New Zealand Journal of Ecology (1999) 23(2): 161- 165

The toxicity of sodium monofluoroacetate (1080) to Huberia striata, a New Zealand native ant

Research Article
L. H. Booth 1
M. L. Wickstrom 2
  1. Landcare Research, P.O. Box 69, Lincoln 8152, New Zealand
  2. Toxicology Centre, University of Saskatchewan, Saskatoon, Canada

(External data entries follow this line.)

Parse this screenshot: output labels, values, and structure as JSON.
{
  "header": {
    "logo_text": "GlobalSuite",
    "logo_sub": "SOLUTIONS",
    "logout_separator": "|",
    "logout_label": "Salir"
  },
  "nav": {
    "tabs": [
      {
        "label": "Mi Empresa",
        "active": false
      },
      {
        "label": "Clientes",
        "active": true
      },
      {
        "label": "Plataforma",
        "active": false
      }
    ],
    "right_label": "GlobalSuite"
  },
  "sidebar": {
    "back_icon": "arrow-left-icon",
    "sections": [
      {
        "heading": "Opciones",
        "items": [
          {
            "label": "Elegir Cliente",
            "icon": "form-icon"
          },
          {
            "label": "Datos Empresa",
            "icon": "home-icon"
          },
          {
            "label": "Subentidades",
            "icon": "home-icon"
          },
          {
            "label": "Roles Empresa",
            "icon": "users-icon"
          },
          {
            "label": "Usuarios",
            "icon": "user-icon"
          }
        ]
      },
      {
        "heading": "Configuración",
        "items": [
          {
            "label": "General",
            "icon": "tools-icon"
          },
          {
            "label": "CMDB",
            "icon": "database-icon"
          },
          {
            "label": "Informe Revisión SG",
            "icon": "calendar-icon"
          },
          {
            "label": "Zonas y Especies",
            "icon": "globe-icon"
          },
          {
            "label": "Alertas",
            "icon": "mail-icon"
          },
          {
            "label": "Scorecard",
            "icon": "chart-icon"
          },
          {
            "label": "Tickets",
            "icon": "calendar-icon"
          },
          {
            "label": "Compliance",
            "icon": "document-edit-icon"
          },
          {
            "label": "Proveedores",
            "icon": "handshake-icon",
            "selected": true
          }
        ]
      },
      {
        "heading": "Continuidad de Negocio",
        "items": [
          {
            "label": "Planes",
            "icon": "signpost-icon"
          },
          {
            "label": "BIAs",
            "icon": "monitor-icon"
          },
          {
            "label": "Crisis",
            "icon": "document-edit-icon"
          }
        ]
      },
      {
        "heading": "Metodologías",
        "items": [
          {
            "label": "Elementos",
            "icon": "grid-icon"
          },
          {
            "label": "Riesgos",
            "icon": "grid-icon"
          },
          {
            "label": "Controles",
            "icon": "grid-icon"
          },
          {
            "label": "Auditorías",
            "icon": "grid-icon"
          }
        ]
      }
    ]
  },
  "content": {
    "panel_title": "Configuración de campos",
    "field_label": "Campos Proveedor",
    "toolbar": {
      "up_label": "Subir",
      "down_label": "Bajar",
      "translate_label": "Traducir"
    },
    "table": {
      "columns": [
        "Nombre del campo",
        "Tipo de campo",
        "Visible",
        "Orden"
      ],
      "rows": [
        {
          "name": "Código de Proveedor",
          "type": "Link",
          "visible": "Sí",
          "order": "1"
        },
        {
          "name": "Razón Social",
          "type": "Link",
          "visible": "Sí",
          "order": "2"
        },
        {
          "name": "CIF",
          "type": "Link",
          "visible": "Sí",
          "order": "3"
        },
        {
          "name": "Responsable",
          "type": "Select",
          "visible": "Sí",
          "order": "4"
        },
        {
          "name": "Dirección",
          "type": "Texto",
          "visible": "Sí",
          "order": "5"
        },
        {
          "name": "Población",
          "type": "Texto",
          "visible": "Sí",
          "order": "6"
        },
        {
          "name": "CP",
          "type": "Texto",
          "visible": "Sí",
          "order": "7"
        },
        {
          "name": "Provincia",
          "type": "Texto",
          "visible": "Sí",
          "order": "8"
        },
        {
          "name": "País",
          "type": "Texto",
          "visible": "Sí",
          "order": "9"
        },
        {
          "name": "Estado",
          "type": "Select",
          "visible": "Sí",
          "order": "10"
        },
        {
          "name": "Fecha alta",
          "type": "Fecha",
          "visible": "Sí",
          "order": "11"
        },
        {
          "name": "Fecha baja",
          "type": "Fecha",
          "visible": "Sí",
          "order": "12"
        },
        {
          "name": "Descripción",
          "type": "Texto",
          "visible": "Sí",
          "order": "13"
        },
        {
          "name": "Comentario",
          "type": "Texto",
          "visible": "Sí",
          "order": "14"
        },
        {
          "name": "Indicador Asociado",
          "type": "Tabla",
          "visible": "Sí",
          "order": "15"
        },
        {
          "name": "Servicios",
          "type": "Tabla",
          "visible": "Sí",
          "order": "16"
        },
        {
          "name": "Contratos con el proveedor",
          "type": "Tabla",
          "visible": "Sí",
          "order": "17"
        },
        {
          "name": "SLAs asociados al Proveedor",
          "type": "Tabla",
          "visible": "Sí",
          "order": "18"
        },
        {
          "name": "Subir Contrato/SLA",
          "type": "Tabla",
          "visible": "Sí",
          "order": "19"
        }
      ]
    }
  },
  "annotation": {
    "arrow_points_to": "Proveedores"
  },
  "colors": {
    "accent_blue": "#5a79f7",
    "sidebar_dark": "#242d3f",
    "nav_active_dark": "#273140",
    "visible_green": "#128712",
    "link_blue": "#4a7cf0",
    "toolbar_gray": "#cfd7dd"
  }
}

Although many species of native invertebrates have been identified on toxic baits containing sodium monofluoroacetate (1080) following aerial operations for possum control, few quantitative data are available to determine the risk of primacy or secondary poisoning that may result from these exposures. This paper reports on a series of studies conducted to determine the risk of 1080 exposure to one such non-target insect, the native ant Huberia striata. Subsequent risk of secondary poisoning to insectivorous animals is extrapolated. Ants were exposed in the laboratory to cereal baits containing 0.15% sodium monofluoroacetate, with and without alternative sources of food, and mortality was compared with controls after 24 and 48 h. Acute mortality was significantly greater in both exposed groups and ants that died contained 1080 residues, indicating that some ants could consume lethal amounts of 1080 in cereal baits. However, the increase in mortality was relatively small (7% after 24 h and 12% after 48 h), indicating either that palatability of 1080 bait to this species is low, or that the toxin is not readily absorbed from this matrix. Additional trials were conducted to expose ants to 1080 in sugar-water, in order to determine the acute toxicity dose range. The oral LD50 at 48 h was 32 mg kg(-1), which was comparable to previous results obtained for the large-headed weta, Helmideina crassidens. The persistence of 1080 in ants consuming a sub-lethal dose was also determined, in order to assess risks of secondary poisoning to insectivores. Residues in ants receiving approximately 36 mg kg(-1) of 1080 declined rapidly, from a Peak of 5.51 mg kg(-1) 1 day after exposure, to 0.27 mg kg(-1) after 7 days. Potential risks to insectivorous birds were calculated using worst-case exposure assumptions, and were determined to be negligible.